Bay of Plenty Times
Banks’ horticulture appetite needs close eye, says RBNZ
Banks’ lending for horticulture, led by the kiwifruit industry, is growing by 15 per cent a year and will need watching for associated emerging risks, says the Reserve Bank in its latest Financial Stability Report.
The risk was in light of potential labour constraints in the near term due to border restrictions, the six monthly report on the New Zealand economy said.
Banks had a limited appetite for new dairy lending, reflecting concerns around cost compliance with new environmental regulations.
However the report also noted that uncertainty about global economic conditions is adding to limited demand for dairying lending, particularly for farm expansion.

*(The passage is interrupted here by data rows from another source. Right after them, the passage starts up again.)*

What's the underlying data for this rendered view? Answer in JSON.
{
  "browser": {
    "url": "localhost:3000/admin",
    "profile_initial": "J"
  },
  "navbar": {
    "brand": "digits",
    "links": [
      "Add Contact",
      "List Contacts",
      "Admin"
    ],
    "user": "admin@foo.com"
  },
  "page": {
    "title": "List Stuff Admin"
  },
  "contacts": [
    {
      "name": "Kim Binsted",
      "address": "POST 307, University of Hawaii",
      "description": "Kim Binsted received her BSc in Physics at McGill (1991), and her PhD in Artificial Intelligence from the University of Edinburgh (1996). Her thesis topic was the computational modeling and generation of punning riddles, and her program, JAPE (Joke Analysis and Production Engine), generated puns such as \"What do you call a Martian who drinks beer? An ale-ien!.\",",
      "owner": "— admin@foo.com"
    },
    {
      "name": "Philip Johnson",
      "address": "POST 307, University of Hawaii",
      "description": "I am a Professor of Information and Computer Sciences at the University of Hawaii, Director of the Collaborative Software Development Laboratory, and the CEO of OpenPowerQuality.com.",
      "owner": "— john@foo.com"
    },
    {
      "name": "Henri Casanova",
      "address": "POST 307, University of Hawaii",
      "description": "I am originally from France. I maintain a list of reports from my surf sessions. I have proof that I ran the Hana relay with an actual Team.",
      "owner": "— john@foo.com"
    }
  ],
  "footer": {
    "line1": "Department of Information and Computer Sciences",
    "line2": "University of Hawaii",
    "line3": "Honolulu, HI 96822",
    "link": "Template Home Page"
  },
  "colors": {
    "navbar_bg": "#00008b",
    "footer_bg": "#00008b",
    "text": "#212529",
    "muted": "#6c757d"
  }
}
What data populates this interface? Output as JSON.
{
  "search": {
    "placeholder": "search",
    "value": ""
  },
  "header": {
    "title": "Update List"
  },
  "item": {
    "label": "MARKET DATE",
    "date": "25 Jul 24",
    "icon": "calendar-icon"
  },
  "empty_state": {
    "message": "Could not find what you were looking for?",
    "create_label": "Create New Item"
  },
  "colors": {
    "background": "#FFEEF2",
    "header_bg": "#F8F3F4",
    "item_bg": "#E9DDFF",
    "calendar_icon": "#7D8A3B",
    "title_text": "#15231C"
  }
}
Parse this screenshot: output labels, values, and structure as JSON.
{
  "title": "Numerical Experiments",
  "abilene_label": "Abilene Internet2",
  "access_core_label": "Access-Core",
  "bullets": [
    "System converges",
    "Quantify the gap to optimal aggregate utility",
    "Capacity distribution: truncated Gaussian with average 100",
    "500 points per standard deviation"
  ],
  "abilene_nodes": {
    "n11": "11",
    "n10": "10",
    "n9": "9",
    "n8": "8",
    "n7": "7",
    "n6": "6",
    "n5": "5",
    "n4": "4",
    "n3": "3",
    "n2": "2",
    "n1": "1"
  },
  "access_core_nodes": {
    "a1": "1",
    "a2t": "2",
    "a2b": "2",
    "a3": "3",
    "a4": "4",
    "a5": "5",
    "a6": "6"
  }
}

The report said the agriculture sector continued to show relatively less strain from Covid-19 impacts than other business sectors.
Food production was considered essential in the higher alert levels, allowing food processors to continue operating during the restrictions.
The sector’s resilience had also been boosted by a comparatively rapid recovery in the economy of China, New Zealand’s biggest trading partner. Banks’ appetite for overall agricultural lending had held steady, with a shift continuing towards more diversification in their portfolios to limit exposure, the report said.
However long-term vulnerabilities remained “a considerable concern”, it warned.
Dairy farmers appeared to be taking a more cautious approach to long-term capital investment in light of the global economic recession and ongoing consequences of Covid-19.
Banks had been working with over-extended dairy farmers and encouraging them to deleverage by taking advantage of favourable commodity prices and historically low interest rates to repay loan principal and reduce their vulnerability to another dairy downturn. There have been two dairy downturns in the past 10 years and a number of dairy farms remained highly vulnerable, needing a high milk price just to stay operational, the report said.
Restrictions on foreign investment continued to exacerbate illiquidity issues in the farm land market.
Banks’ limited appetite for new dairy lending reflected concerns on compliance cost impacts on farm incomes, such as stock exclusion from waterways, the nitrogen fertiliser cap and the introduction of agriculture to the Emissions Trading Scheme in the near future, said the report.